What's the difference between Medicare and Medicaid?

Many are confused about benefits provided by Medicare and Medicaid, or the basic requirements of eligibility for each. Basically, Medicare was designed to pay for health care services provided to Social Security beneficiaries starting age 65; while Medicaid is controlled by state governments, designed to provide health care coverage for low-income families and individuals.

Medicare was first designed and implemented in mid-1960s, providing hospitalization insurance (Medicare Part A) to individuals who receive Social Security benefits, and also medical insurance (Medicare Part B) to help pay for non-hospital services such as medical surgical supplies, and physician’s services.

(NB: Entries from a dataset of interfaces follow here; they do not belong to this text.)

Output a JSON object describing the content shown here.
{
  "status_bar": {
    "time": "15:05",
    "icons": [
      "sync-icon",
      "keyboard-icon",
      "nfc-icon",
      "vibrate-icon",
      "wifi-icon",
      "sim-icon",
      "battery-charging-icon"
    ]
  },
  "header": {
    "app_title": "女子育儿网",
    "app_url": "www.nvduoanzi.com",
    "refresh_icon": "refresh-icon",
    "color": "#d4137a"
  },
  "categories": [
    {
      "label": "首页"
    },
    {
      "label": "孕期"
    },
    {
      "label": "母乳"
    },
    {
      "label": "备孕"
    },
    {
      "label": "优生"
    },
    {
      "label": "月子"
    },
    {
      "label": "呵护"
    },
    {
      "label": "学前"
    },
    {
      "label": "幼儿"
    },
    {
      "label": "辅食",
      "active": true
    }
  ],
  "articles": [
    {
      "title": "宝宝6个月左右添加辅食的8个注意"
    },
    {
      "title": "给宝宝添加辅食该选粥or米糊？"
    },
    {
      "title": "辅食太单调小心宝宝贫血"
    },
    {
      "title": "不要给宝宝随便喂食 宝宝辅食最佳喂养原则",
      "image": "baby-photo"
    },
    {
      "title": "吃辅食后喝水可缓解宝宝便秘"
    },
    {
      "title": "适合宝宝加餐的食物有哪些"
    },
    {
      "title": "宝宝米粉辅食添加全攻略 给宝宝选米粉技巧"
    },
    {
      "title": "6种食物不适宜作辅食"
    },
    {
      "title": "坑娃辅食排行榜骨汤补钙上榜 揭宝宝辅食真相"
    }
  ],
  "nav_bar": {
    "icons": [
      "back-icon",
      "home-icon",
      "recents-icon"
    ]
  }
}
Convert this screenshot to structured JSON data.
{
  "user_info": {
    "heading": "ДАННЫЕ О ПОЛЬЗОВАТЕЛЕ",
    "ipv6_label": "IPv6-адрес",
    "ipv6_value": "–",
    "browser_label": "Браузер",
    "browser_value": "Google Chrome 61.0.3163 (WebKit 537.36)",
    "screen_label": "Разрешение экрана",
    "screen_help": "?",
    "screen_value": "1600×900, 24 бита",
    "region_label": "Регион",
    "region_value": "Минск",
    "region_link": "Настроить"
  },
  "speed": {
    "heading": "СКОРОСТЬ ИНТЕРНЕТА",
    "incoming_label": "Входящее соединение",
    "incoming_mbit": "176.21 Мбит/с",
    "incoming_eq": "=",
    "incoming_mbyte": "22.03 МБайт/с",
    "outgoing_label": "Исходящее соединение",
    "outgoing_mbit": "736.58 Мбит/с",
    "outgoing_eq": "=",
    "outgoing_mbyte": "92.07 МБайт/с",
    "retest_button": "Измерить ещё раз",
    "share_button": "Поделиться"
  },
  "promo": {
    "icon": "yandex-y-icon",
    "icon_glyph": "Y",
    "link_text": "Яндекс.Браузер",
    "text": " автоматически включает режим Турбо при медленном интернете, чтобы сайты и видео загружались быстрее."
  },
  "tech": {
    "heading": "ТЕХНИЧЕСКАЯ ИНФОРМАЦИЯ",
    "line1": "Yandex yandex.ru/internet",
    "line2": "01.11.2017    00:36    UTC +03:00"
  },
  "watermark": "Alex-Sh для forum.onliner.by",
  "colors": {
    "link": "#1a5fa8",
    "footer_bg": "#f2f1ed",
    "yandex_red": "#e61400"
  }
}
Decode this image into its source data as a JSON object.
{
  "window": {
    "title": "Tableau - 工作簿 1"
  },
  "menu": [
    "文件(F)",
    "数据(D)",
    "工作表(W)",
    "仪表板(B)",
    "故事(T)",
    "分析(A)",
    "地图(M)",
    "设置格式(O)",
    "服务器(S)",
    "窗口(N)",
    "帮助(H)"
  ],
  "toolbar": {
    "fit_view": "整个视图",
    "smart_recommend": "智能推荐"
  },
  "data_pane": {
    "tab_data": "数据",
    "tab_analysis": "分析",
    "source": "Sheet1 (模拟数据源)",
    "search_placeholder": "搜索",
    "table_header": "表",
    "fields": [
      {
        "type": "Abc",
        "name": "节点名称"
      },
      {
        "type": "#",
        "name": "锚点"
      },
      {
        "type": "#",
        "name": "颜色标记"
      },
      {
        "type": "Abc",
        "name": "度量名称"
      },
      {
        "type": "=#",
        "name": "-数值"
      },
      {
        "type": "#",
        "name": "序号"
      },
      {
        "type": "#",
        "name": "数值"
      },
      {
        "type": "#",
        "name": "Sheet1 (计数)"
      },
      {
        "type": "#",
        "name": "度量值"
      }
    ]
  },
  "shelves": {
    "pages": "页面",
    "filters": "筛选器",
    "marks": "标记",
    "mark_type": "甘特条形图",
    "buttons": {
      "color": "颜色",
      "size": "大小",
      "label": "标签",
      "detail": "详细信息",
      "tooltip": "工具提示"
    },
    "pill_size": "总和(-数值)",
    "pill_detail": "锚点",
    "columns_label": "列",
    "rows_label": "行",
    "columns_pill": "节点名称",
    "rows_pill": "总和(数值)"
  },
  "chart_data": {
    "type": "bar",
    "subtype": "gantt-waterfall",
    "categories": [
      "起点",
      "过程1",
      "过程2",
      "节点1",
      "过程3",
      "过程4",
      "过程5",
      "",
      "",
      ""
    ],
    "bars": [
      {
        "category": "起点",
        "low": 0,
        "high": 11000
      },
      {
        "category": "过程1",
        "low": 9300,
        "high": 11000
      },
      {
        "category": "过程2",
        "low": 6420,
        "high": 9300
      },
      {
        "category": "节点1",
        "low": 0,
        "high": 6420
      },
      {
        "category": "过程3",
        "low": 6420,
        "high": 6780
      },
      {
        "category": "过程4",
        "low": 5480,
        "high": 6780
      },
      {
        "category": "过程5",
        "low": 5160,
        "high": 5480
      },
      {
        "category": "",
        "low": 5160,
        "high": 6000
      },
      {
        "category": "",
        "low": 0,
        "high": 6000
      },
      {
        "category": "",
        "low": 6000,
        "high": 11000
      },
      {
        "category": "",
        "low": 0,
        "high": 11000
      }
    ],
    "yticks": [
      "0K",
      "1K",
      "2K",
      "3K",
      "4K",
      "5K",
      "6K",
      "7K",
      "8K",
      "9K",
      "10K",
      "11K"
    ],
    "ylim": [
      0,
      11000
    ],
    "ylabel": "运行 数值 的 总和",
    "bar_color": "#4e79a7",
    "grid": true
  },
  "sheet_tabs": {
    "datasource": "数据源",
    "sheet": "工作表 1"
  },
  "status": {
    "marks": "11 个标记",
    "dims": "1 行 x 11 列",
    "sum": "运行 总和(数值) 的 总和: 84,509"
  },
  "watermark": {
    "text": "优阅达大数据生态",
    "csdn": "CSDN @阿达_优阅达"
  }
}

Medicare Part A is provided free to individuals over 65 or eligible for Social Security benefits. This portion covers inpatient care, long-term care, skilled nursing facility care, some home health and hospice care. Benefits begin the day the beneficiary is admitted to hospital and ends if they haven't been hospitalized for 60 consecutive days. Home health care under Medicare Part A has no limitations on length of stay, no co-payments, and no deductibles.

Medicare Part B covers services as physician and surgeon services, also covering approved non-physicians, such as clinical workers, physician’s assistants, and others. Services also cover outpatient clinic or emergency services, including ambulance services and surgeries. Medicare Part B may help to cover home health care not covered under Part A.

Medicaid was designed to provide medical assistance to low income individuals and families. Medicaid is rendered by state governments, with varying eligibility conditions. Medicaid services generally offer medical assistance for services such as inpatient and outpatient hospital services, prenatal care, emergency services, physician’s services, laboratory and x-ray services, family planning services and home health care for elderly.

Medicaid offers assistance to individuals of any age, and is financed by state, federal and county tax dollars. Eligibility is based on financial need, but if an individual is covered by both programs, services must be covered by Medicare before Medicaid.

Compare benefits of both programs and become familiar with what’s included and what’s not. Understanding the differences between Medicare and Medicaid will help you make better medical and financial decisions regarding health care.